When you find the word "name" in a line of the entries, please copy the whole line.
(Entries provided Opens)
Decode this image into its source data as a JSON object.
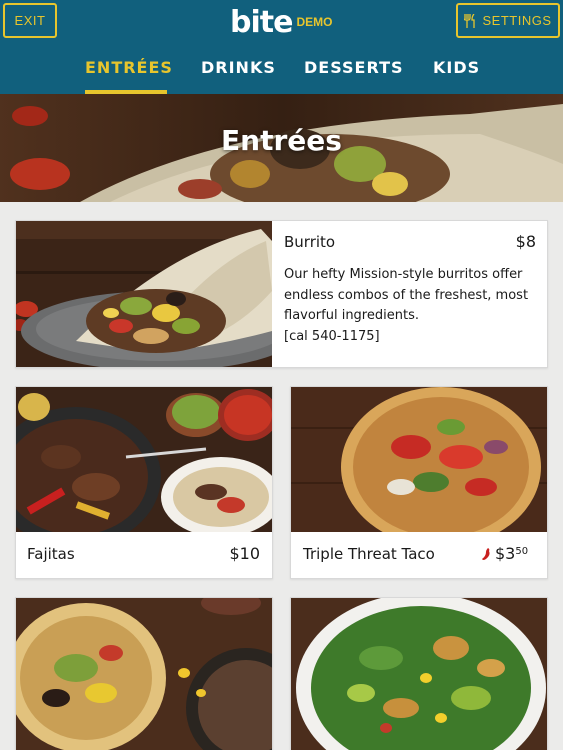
{
  "header": {
    "exit_label": "EXIT",
    "logo_text": "bite",
    "logo_badge": "DEMO",
    "settings_label": "SETTINGS",
    "settings_icon": "fork-knife-icon"
  },
  "tabs": [
    {
      "label": "ENTRÉES",
      "active": true
    },
    {
      "label": "DRINKS",
      "active": false
    },
    {
      "label": "DESSERTS",
      "active": false
    },
    {
      "label": "KIDS",
      "active": false
    }
  ],
  "hero": {
    "title": "Entrées"
  },
  "items": [
    {
      "name": "Burrito",
      "price": "$8",
      "description": "Our hefty Mission-style burritos offer endless combos of the freshest, most flavorful ingredients.",
      "calories": "[cal 540-1175]"
    },
    {
      "name": "Fajitas",
      "price": "$10"
    },
    {
      "name": "Triple Threat Taco",
      "price_main": "$3",
      "price_cents": "50",
      "icon": "chili-pepper-icon"
    }
  ],
  "colors": {
    "header_bg": "#11607d",
    "accent": "#e7c52d",
    "page_bg": "#ebebea",
    "chili": "#c8201f"
  }
}
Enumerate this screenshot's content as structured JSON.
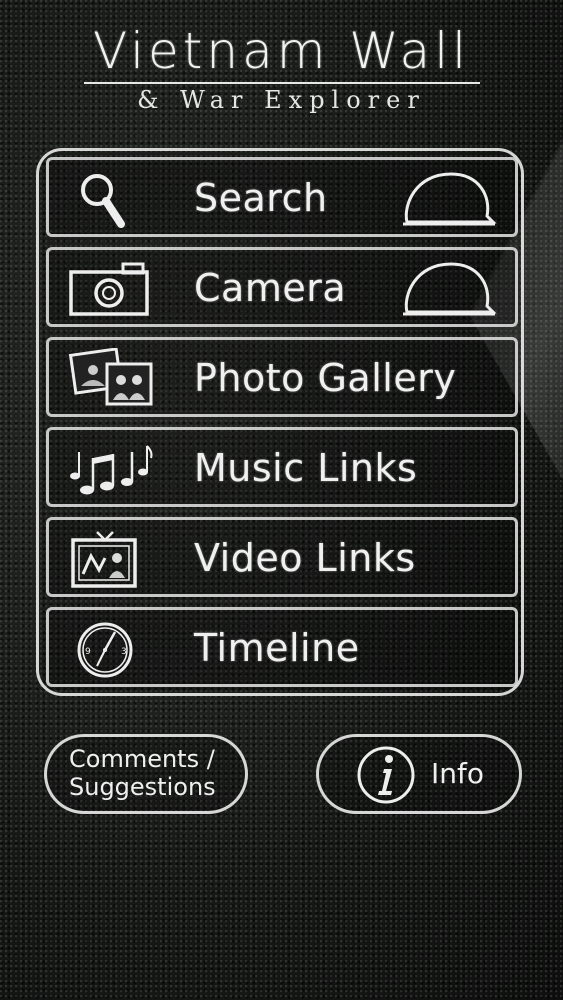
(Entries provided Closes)
**Task response:**
      "name": "Burrito",
      "name": "Fajitas",
      "name": "Triple Threat Taco",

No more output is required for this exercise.